» **Exercise**
From the first line to the last, write out the records exactly, leaving the pictures behind.

» **Information shown**
· · · · · · ·

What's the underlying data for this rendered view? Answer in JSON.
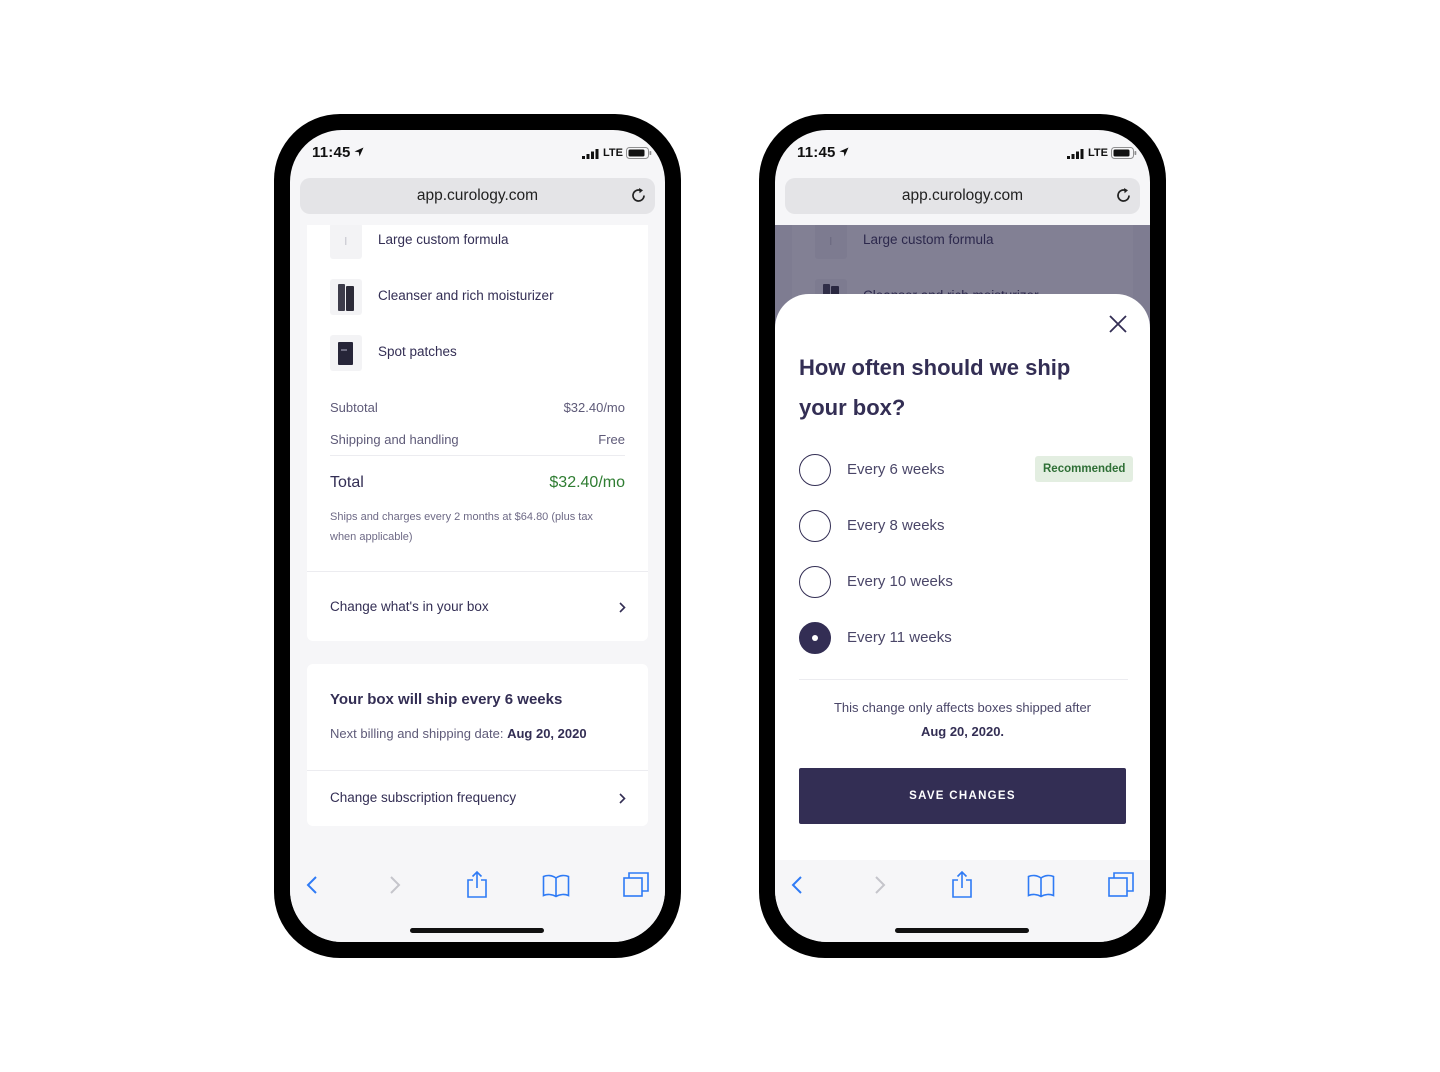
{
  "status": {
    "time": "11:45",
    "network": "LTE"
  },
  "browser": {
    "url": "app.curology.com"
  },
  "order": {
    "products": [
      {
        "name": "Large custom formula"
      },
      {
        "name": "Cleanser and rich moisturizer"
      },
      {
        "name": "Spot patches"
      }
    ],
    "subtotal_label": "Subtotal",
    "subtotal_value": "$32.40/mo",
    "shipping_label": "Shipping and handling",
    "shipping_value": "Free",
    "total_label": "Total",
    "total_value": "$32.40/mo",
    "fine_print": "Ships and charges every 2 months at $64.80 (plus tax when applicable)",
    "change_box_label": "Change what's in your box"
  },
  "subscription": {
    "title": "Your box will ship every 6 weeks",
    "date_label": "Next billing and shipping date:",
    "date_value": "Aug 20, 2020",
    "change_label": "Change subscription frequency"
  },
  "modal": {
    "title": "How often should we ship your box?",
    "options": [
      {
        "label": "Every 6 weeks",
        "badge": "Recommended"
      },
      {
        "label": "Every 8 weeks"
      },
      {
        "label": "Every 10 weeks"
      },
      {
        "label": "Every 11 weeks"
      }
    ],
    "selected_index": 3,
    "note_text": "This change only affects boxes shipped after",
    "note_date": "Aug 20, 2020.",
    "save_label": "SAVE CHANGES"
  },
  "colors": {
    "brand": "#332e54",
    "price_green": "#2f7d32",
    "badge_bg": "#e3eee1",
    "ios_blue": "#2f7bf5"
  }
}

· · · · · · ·

» **Answer area**
What's the underlying data for this rendered view? Answer in JSON.
{
  "status": {
    "time": "11:45",
    "network": "LTE"
  },
  "browser": {
    "url": "app.curology.com"
  },
  "order": {
    "products": [
      {
        "name": "Large custom formula"
      },
      {
        "name": "Cleanser and rich moisturizer"
      },
      {
        "name": "Spot patches"
      }
    ],
    "subtotal_label": "Subtotal",
    "subtotal_value": "$32.40/mo",
    "shipping_label": "Shipping and handling",
    "shipping_value": "Free",
    "total_label": "Total",
    "total_value": "$32.40/mo",
    "fine_print": "Ships and charges every 2 months at $64.80 (plus tax when applicable)",
    "change_box_label": "Change what's in your box"
  },
  "subscription": {
    "title": "Your box will ship every 6 weeks",
    "date_label": "Next billing and shipping date:",
    "date_value": "Aug 20, 2020",
    "change_label": "Change subscription frequency"
  },
  "modal": {
    "title": "How often should we ship your box?",
    "options": [
      {
        "label": "Every 6 weeks",
        "badge": "Recommended"
      },
      {
        "label": "Every 8 weeks"
      },
      {
        "label": "Every 10 weeks"
      },
      {
        "label": "Every 11 weeks"
      }
    ],
    "selected_index": 3,
    "note_text": "This change only affects boxes shipped after",
    "note_date": "Aug 20, 2020.",
    "save_label": "SAVE CHANGES"
  },
  "colors": {
    "brand": "#332e54",
    "price_green": "#2f7d32",
    "badge_bg": "#e3eee1",
    "ios_blue": "#2f7bf5"
  }
}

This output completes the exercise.